WORK TO COMPLETE.
The records below should be written out again, exactly.

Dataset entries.
=====
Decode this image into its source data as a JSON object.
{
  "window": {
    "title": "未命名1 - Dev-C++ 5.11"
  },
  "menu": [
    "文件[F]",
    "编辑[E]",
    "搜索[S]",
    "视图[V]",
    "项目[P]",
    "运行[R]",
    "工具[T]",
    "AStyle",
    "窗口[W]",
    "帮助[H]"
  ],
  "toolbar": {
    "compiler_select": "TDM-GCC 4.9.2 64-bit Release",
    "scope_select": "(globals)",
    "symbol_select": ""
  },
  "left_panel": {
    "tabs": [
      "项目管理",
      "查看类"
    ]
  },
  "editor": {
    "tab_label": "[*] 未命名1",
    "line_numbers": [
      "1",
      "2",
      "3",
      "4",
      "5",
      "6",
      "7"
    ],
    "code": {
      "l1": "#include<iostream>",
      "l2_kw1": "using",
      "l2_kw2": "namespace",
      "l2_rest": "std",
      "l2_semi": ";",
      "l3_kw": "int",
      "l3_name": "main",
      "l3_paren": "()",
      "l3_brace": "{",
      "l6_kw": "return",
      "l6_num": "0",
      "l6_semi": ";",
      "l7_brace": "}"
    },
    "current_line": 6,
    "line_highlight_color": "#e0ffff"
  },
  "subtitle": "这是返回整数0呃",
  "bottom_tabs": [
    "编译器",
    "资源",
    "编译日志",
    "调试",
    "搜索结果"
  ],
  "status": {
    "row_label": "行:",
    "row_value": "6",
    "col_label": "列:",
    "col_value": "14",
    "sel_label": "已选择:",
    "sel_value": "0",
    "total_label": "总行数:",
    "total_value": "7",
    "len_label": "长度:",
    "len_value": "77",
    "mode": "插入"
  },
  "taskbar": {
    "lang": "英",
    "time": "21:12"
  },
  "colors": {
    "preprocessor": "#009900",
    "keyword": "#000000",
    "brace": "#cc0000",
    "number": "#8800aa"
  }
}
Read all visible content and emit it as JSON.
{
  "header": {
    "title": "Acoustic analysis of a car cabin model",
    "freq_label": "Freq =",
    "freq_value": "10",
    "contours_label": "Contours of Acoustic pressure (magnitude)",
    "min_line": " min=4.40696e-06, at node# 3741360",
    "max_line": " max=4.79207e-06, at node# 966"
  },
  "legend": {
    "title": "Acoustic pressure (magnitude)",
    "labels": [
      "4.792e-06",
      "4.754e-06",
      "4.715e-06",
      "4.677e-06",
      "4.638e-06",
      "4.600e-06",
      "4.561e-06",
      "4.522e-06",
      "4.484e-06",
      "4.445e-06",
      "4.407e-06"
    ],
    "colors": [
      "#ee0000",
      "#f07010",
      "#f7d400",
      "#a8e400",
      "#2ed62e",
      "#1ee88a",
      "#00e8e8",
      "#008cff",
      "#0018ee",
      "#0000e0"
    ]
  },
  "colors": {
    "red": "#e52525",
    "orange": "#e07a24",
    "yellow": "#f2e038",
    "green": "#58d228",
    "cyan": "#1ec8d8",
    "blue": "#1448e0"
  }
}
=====
RESULT OF THIS TASK.
Decode this image into its source data as a JSON object.
{
  "window": {
    "title": "未命名1 - Dev-C++ 5.11"
  },
  "menu": [
    "文件[F]",
    "编辑[E]",
    "搜索[S]",
    "视图[V]",
    "项目[P]",
    "运行[R]",
    "工具[T]",
    "AStyle",
    "窗口[W]",
    "帮助[H]"
  ],
  "toolbar": {
    "compiler_select": "TDM-GCC 4.9.2 64-bit Release",
    "scope_select": "(globals)",
    "symbol_select": ""
  },
  "left_panel": {
    "tabs": [
      "项目管理",
      "查看类"
    ]
  },
  "editor": {
    "tab_label": "[*] 未命名1",
    "line_numbers": [
      "1",
      "2",
      "3",
      "4",
      "5",
      "6",
      "7"
    ],
    "code": {
      "l1": "#include<iostream>",
      "l2_kw1": "using",
      "l2_kw2": "namespace",
      "l2_rest": "std",
      "l2_semi": ";",
      "l3_kw": "int",
      "l3_name": "main",
      "l3_paren": "()",
      "l3_brace": "{",
      "l6_kw": "return",
      "l6_num": "0",
      "l6_semi": ";",
      "l7_brace": "}"
    },
    "current_line": 6,
    "line_highlight_color": "#e0ffff"
  },
  "subtitle": "这是返回整数0呃",
  "bottom_tabs": [
    "编译器",
    "资源",
    "编译日志",
    "调试",
    "搜索结果"
  ],
  "status": {
    "row_label": "行:",
    "row_value": "6",
    "col_label": "列:",
    "col_value": "14",
    "sel_label": "已选择:",
    "sel_value": "0",
    "total_label": "总行数:",
    "total_value": "7",
    "len_label": "长度:",
    "len_value": "77",
    "mode": "插入"
  },
  "taskbar": {
    "lang": "英",
    "time": "21:12"
  },
  "colors": {
    "preprocessor": "#009900",
    "keyword": "#000000",
    "brace": "#cc0000",
    "number": "#8800aa"
  }
}
Read all visible content and emit it as JSON.
{
  "header": {
    "title": "Acoustic analysis of a car cabin model",
    "freq_label": "Freq =",
    "freq_value": "10",
    "contours_label": "Contours of Acoustic pressure (magnitude)",
    "min_line": " min=4.40696e-06, at node# 3741360",
    "max_line": " max=4.79207e-06, at node# 966"
  },
  "legend": {
    "title": "Acoustic pressure (magnitude)",
    "labels": [
      "4.792e-06",
      "4.754e-06",
      "4.715e-06",
      "4.677e-06",
      "4.638e-06",
      "4.600e-06",
      "4.561e-06",
      "4.522e-06",
      "4.484e-06",
      "4.445e-06",
      "4.407e-06"
    ],
    "colors": [
      "#ee0000",
      "#f07010",
      "#f7d400",
      "#a8e400",
      "#2ed62e",
      "#1ee88a",
      "#00e8e8",
      "#008cff",
      "#0018ee",
      "#0000e0"
    ]
  },
  "colors": {
    "red": "#e52525",
    "orange": "#e07a24",
    "yellow": "#f2e038",
    "green": "#58d228",
    "cyan": "#1ec8d8",
    "blue": "#1448e0"
  }
}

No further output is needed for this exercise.